by J. A. Buxton
It took the loss of a lot of brain cells to share Walker with you.
Include the following in your entry: a red ball, a rainy day, and a nursing home. Please bold them to make it easier for the judge to find.
Back in 2003, I spent a week in a rehab center after brain tumor surgery. The place wasn’t only for patients needing physical therapy before going home. The main purpose of the one-floor building was to serve as a nursing home where relatives left elderly men and women to end their lives away from their uncaring families.
After a couple days of helplessly being dependent on staff, I finally was able to convince them to lower the bed rail so I could get out of bed. That long metal railing that trapped me on the bed was a sore point between me and the staff. They wanted it up all the time, while I angrily demanded they keep it down. When I say demanded, that’s exactly what I mean, since I was by no means the nicest of patients.
I shared the room with an elderly woman whom I rarely saw leave her bed. She did get out once and head toward where I was lying in bed. At the foot of my bed, the nearest one to the bathroom, someone had parked my wheelchair. The elderly woman slowly maneuvered herself onto the wheelchair and urinated all over the chair’s cushion. I guess she thought she had made it all the way to the bathroom and did what came naturally. After that, I no longer used the wheelchair to get around.
For balance, since mine still was terrible after the surgery, I decided to use a walker instead. This came with a small red ball on the back two legs since only the front ones had wheels. It shocked me how much I relied on that metal frame even after I came home. It waits now in my spare room for the day, hopefully way in the future, when I might need it again.
Days passed slowly in this rehab/nursing home, and I hated every minute of those days. Well, almost every minute. There was one rainy day when I went outside and sat on a bench all alone. This bit of privacy was rare since there was always either a staff member hovering nearby or an elderly person walking up and down the long corridors.
The parade of these people with their walkers or wheelchairs was sad to watch. With no visitors coming by and nothing to excite any interest, the only activity most had was this aimless walking up and down the hallway between the many rooms. Some even gave up doing this and simply sat in a chair outside their room, most likely blindly staring off into their distant past.
One of the most embarrassing and degrading events for me was having one of the staff give me a sponge bath. They would have me strip and sit on a stool while they scrubbed and then dried me off. I was told this was for safety, since I probably would have hurt myself because of my continued poor balance. Knowing this undoubtedly true fact didn’t make it any easier. I’m a private and independent woman, and losing both of these because of the aftereffect of brain surgery was difficult for me to take.

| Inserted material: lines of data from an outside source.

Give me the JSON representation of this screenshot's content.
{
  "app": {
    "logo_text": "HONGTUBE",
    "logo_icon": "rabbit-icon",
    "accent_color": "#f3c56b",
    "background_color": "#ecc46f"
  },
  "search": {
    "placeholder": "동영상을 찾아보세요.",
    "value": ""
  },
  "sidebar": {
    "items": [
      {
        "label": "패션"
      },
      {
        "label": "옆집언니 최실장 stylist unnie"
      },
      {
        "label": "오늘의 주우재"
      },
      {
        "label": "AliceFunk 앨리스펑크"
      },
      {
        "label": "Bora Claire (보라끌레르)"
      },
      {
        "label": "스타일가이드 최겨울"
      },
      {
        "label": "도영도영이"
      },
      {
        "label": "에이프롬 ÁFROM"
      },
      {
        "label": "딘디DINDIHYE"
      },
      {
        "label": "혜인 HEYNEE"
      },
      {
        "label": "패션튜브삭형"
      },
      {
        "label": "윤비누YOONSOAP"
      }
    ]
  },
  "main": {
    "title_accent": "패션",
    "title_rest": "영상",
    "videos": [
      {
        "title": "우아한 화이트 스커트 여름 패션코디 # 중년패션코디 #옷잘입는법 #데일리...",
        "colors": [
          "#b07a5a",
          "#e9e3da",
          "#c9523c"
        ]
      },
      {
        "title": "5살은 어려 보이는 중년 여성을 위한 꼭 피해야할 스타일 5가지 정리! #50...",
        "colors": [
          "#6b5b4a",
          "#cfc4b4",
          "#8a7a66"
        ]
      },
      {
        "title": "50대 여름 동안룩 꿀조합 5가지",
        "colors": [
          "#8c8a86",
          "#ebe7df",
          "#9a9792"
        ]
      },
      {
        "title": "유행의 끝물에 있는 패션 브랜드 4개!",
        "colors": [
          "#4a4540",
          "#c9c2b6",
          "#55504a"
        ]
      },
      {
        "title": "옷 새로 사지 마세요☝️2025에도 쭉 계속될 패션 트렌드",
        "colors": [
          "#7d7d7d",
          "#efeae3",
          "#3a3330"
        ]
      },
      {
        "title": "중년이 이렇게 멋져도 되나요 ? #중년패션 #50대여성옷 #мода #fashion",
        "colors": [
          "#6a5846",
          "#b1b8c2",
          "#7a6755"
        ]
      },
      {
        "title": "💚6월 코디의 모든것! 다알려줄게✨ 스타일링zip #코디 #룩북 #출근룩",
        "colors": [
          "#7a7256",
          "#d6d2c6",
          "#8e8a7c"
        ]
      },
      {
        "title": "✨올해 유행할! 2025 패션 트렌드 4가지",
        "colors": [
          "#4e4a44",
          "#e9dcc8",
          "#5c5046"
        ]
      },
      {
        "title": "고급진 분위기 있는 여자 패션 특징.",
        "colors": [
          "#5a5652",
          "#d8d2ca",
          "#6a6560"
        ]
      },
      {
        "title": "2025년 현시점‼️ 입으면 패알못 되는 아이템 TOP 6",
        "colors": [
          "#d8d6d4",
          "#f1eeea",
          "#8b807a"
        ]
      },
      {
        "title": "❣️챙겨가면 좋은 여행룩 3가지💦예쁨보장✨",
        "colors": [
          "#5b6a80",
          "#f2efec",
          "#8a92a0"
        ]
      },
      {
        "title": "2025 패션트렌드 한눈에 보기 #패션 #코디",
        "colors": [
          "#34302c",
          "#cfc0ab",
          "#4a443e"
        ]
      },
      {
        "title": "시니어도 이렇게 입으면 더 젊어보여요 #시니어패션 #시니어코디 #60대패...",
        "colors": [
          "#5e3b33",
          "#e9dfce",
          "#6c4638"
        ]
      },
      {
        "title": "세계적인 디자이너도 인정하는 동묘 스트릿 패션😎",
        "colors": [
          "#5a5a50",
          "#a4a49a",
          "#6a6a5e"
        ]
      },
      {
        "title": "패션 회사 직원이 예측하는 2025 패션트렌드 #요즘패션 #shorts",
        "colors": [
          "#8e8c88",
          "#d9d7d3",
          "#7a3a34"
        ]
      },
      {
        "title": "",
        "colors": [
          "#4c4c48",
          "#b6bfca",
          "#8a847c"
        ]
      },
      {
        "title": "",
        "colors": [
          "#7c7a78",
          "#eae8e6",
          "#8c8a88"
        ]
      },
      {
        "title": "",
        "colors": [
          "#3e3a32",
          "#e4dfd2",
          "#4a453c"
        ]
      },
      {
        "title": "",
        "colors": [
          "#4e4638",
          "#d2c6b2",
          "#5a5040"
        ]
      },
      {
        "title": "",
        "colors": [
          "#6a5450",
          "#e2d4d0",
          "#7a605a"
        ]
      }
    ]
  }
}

Even though I hated the week spent there, I knew it wouldn’t be forever. This unfortunately was the future for those elderly people. One day this hit home for me as I guided my faithful companion, the walker, through the large dining room toward the outside patio. Halfway across the room, I spotted an elderly woman. One of the female staff was trying unsuccessfully to comfort her.
“Please, I want to go home,” said the old woman, tears streaming down her wrinkled cheeks. “I don’t belong here. I don’t like it here.” Her voice shook when she begged, “Please call my son so he can come back and take me home.”
I quickly averted my eyes since I felt that woman’s pain and knew there was nothing any of us could do for her. A son she had raised, probably with love, had left her among strangers. It was at this moment the idea for my novel, Home of the Red Fox, came to me.
If I could do nothing for the lonely people I met during that week in the rehab/nursing home, at least I could write about other abandoned elderly people. Instead of sending my characters to a place to die among strangers, I gave them a caring benefactor and a safe haven where they learned they still had a reason to live. I kept hoping during the six months it took to write this story that when I eventually need help there is a William Walker somewhere waiting for me.
At the end of the week, I finally returned to my home and animals. For the next few weeks I hobbled across the road to get the mail leaning on my metal walker. I also probably scared other shoppers when I went to Safeway for groceries. One reason was because the top and right side of my head was shaved; in fact, one rude person said I looked like a Klingon from Star Trek. The second reason I might have inspired fear was I needed to use one of those motorized carts to get around the grocery store. Since I never did manage to avoid running into things, picture a female Klingon calling out in panic, “Get out of my way. I don’t know how to stop this beast!”
My brain surgery, with two weeks in the hospital and one in the rehab center, happened seven years ago come August. My hair has grown out, and only my hairdresser notices the long dent across the top of my head. My balance has mostly returned, although I do have days when my legs go “wonky” on me.
The memory of that horrible time back in 2003 is beginning to fade, so I think it’s time to write again about staying independent when a person gets old. We’re all going to get there some day.
Microsoft Word count = 1,000
"The Writer's Cramp" daily entry for 04/21/10